Barack Obama has a lead in pledged delegates and in all likelihood will end the primaries with more voter-determined delegates than Hillary Clinton. He's picking up superdelegates at a quicker pace than Clinton. He's ahead in the popular vote. Yet.....If one looks at the recent media coverage and the latest polls, it's hard not to wonder if Obama is losing altitude--and doing so at a dangerous rate. The media narrative of the race in the past month has been dominated by Wright and Bittergate. Do voters care about this stuff? Pundits and analysts argue--and wonder--about this. It's hard to tell how much of a connection exists between what appears on cable news shows--which only a few million Americans watch each night--and how voters view politics and render decisions.
As for the polls, it's always perilous to pay too much attention to them. But the latest polling data from both North Carolina and Indiana all point in a direction troubling for Obama. In early April in North Carolina, he led Clinton by 10 to 23 points in various surveys. Now, he has a 7-point edge. In Indiana, three recent polls have Clinton ahead by 5, 8, and 9 points.
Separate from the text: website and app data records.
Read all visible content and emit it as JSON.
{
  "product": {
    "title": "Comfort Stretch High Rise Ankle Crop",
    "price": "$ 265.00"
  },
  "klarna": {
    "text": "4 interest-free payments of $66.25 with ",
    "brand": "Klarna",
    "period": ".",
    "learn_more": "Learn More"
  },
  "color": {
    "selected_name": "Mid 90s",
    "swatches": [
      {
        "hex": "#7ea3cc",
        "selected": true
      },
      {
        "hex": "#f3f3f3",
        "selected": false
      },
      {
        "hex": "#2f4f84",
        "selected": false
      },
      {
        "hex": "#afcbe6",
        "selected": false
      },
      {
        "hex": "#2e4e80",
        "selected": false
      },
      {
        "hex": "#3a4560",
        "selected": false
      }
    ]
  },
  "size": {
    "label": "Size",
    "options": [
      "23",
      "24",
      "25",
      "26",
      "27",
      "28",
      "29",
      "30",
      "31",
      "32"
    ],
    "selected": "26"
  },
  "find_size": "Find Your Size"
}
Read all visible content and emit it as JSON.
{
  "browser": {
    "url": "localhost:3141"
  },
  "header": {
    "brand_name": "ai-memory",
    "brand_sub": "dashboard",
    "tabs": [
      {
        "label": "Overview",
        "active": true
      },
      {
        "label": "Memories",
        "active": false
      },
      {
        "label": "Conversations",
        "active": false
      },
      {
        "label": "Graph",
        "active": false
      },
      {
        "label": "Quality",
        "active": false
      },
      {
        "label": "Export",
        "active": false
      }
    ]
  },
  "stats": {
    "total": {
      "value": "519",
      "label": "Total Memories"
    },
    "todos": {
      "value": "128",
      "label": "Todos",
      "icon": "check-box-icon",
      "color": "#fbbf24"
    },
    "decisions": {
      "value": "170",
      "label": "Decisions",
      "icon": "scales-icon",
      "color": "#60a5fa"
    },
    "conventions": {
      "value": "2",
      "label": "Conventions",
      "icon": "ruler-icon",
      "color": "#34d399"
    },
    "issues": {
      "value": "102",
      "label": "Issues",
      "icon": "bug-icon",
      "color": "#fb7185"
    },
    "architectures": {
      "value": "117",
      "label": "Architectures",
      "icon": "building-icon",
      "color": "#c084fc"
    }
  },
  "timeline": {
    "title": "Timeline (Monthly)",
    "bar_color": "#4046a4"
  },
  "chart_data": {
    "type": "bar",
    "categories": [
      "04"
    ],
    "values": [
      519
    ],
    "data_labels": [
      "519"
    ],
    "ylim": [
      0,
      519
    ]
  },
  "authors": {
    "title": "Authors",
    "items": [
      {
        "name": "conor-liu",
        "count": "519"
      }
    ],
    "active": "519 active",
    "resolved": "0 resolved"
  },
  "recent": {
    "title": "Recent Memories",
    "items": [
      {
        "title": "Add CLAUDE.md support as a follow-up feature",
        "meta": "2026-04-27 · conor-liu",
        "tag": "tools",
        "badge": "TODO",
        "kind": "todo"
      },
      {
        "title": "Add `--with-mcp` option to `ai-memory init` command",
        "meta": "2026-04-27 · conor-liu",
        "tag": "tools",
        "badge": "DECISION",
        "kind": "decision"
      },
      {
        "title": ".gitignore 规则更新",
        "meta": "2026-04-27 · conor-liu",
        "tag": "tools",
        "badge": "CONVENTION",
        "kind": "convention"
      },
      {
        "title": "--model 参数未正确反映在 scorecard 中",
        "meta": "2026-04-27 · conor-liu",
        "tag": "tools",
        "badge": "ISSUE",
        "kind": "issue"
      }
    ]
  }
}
Could Obama be sinking? Does he need a game-changer after the Wright to-do and the bitter "bitter" fuss? For political analysts, it is always tempting to overreact. That's what pundits and commentators do. It makes for better columns and better TV. Perhaps he'll do fine in North Carolina and Indiana, with voters in these states embracing him for the same reasons millions of Democrats elsewhere have done. But what if Obama truly is slipping and manages only to limp across the finish line? That's obviously what Clinton and her crew are betting on. And such an end to the primaries could lead to protracted political warfare within the Democratic Party. One question is, what can she really do if he ends up with more pledged delegates? But the flip side is, can he keep hope alive if he closes weakly?